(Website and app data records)
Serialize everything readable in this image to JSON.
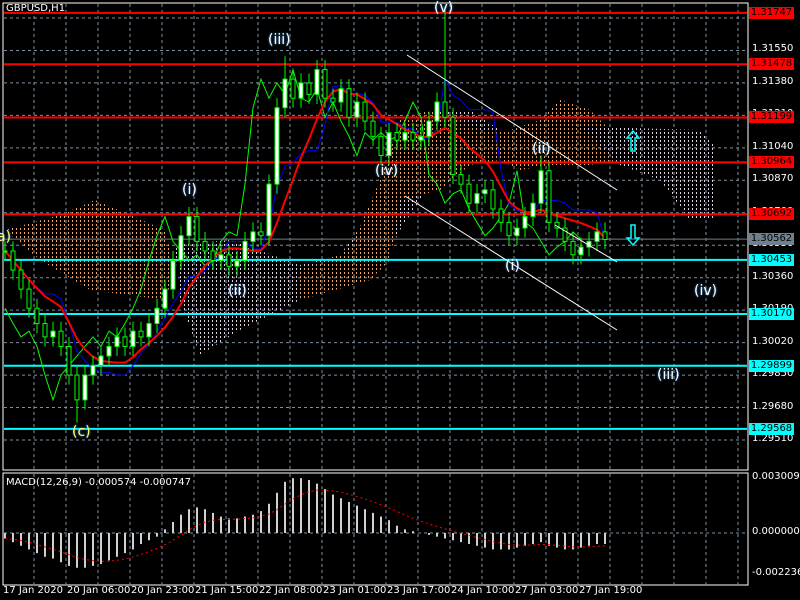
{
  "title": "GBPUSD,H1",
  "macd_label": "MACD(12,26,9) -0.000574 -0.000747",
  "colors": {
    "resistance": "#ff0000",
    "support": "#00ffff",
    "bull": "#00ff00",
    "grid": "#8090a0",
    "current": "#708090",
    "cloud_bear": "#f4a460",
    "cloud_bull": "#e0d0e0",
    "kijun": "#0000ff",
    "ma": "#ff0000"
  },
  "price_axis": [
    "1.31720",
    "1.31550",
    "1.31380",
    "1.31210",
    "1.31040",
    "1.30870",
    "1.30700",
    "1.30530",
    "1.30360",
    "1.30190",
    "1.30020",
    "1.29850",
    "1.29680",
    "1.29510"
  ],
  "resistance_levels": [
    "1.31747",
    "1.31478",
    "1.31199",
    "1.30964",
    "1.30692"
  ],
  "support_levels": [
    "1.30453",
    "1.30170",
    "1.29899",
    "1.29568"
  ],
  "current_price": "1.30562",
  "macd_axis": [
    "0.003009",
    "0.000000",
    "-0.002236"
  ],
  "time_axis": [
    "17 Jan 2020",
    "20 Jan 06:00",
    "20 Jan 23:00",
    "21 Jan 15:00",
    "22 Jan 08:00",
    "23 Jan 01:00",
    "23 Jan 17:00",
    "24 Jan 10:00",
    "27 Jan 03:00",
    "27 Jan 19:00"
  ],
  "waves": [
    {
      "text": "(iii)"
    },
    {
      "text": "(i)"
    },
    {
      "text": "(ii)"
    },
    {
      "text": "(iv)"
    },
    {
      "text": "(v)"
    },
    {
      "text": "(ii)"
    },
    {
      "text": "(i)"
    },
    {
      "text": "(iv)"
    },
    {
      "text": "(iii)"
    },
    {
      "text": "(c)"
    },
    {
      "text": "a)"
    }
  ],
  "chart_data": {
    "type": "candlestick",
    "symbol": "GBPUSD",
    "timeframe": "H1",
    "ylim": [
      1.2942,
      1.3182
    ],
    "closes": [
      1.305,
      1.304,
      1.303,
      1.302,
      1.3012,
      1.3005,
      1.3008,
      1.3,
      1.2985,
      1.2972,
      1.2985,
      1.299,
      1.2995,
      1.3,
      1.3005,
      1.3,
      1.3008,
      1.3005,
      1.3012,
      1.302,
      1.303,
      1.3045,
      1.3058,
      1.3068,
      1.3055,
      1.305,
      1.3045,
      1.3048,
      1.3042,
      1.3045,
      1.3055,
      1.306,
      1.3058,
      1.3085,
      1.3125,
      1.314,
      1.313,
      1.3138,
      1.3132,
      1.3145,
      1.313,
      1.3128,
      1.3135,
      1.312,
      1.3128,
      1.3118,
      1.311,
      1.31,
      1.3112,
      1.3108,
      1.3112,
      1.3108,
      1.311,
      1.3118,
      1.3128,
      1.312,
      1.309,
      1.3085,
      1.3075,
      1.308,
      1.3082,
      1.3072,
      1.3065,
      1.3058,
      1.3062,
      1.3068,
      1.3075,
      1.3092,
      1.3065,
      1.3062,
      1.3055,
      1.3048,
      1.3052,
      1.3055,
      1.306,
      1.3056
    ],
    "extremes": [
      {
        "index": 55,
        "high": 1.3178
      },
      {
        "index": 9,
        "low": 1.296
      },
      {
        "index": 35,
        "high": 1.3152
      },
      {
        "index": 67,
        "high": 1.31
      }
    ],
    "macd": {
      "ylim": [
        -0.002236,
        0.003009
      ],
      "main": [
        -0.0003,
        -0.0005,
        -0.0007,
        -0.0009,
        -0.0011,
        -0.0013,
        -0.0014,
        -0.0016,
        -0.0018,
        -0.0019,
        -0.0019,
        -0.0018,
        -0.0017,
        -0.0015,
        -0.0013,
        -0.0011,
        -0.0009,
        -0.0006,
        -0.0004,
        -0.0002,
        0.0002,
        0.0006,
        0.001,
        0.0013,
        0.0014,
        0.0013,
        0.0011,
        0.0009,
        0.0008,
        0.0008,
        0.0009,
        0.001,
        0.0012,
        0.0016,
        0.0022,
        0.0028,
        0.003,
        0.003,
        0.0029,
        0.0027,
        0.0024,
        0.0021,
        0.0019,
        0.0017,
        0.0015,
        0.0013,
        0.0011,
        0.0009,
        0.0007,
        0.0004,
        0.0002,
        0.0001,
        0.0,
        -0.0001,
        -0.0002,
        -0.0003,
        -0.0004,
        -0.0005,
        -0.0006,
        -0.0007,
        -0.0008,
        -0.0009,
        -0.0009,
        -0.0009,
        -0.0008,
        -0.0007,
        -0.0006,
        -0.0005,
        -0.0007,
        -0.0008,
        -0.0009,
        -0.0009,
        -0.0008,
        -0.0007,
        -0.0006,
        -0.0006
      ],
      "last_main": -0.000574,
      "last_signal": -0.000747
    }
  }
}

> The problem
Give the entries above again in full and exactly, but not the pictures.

> Response to this exercise
Serialize everything readable in this image to JSON.
{
  "title": "GBPUSD,H1",
  "macd_label": "MACD(12,26,9) -0.000574 -0.000747",
  "colors": {
    "resistance": "#ff0000",
    "support": "#00ffff",
    "bull": "#00ff00",
    "grid": "#8090a0",
    "current": "#708090",
    "cloud_bear": "#f4a460",
    "cloud_bull": "#e0d0e0",
    "kijun": "#0000ff",
    "ma": "#ff0000"
  },
  "price_axis": [
    "1.31720",
    "1.31550",
    "1.31380",
    "1.31210",
    "1.31040",
    "1.30870",
    "1.30700",
    "1.30530",
    "1.30360",
    "1.30190",
    "1.30020",
    "1.29850",
    "1.29680",
    "1.29510"
  ],
  "resistance_levels": [
    "1.31747",
    "1.31478",
    "1.31199",
    "1.30964",
    "1.30692"
  ],
  "support_levels": [
    "1.30453",
    "1.30170",
    "1.29899",
    "1.29568"
  ],
  "current_price": "1.30562",
  "macd_axis": [
    "0.003009",
    "0.000000",
    "-0.002236"
  ],
  "time_axis": [
    "17 Jan 2020",
    "20 Jan 06:00",
    "20 Jan 23:00",
    "21 Jan 15:00",
    "22 Jan 08:00",
    "23 Jan 01:00",
    "23 Jan 17:00",
    "24 Jan 10:00",
    "27 Jan 03:00",
    "27 Jan 19:00"
  ],
  "waves": [
    {
      "text": "(iii)"
    },
    {
      "text": "(i)"
    },
    {
      "text": "(ii)"
    },
    {
      "text": "(iv)"
    },
    {
      "text": "(v)"
    },
    {
      "text": "(ii)"
    },
    {
      "text": "(i)"
    },
    {
      "text": "(iv)"
    },
    {
      "text": "(iii)"
    },
    {
      "text": "(c)"
    },
    {
      "text": "a)"
    }
  ],
  "chart_data": {
    "type": "candlestick",
    "symbol": "GBPUSD",
    "timeframe": "H1",
    "ylim": [
      1.2942,
      1.3182
    ],
    "closes": [
      1.305,
      1.304,
      1.303,
      1.302,
      1.3012,
      1.3005,
      1.3008,
      1.3,
      1.2985,
      1.2972,
      1.2985,
      1.299,
      1.2995,
      1.3,
      1.3005,
      1.3,
      1.3008,
      1.3005,
      1.3012,
      1.302,
      1.303,
      1.3045,
      1.3058,
      1.3068,
      1.3055,
      1.305,
      1.3045,
      1.3048,
      1.3042,
      1.3045,
      1.3055,
      1.306,
      1.3058,
      1.3085,
      1.3125,
      1.314,
      1.313,
      1.3138,
      1.3132,
      1.3145,
      1.313,
      1.3128,
      1.3135,
      1.312,
      1.3128,
      1.3118,
      1.311,
      1.31,
      1.3112,
      1.3108,
      1.3112,
      1.3108,
      1.311,
      1.3118,
      1.3128,
      1.312,
      1.309,
      1.3085,
      1.3075,
      1.308,
      1.3082,
      1.3072,
      1.3065,
      1.3058,
      1.3062,
      1.3068,
      1.3075,
      1.3092,
      1.3065,
      1.3062,
      1.3055,
      1.3048,
      1.3052,
      1.3055,
      1.306,
      1.3056
    ],
    "extremes": [
      {
        "index": 55,
        "high": 1.3178
      },
      {
        "index": 9,
        "low": 1.296
      },
      {
        "index": 35,
        "high": 1.3152
      },
      {
        "index": 67,
        "high": 1.31
      }
    ],
    "macd": {
      "ylim": [
        -0.002236,
        0.003009
      ],
      "main": [
        -0.0003,
        -0.0005,
        -0.0007,
        -0.0009,
        -0.0011,
        -0.0013,
        -0.0014,
        -0.0016,
        -0.0018,
        -0.0019,
        -0.0019,
        -0.0018,
        -0.0017,
        -0.0015,
        -0.0013,
        -0.0011,
        -0.0009,
        -0.0006,
        -0.0004,
        -0.0002,
        0.0002,
        0.0006,
        0.001,
        0.0013,
        0.0014,
        0.0013,
        0.0011,
        0.0009,
        0.0008,
        0.0008,
        0.0009,
        0.001,
        0.0012,
        0.0016,
        0.0022,
        0.0028,
        0.003,
        0.003,
        0.0029,
        0.0027,
        0.0024,
        0.0021,
        0.0019,
        0.0017,
        0.0015,
        0.0013,
        0.0011,
        0.0009,
        0.0007,
        0.0004,
        0.0002,
        0.0001,
        0.0,
        -0.0001,
        -0.0002,
        -0.0003,
        -0.0004,
        -0.0005,
        -0.0006,
        -0.0007,
        -0.0008,
        -0.0009,
        -0.0009,
        -0.0009,
        -0.0008,
        -0.0007,
        -0.0006,
        -0.0005,
        -0.0007,
        -0.0008,
        -0.0009,
        -0.0009,
        -0.0008,
        -0.0007,
        -0.0006,
        -0.0006
      ],
      "last_main": -0.000574,
      "last_signal": -0.000747
    }
  }
}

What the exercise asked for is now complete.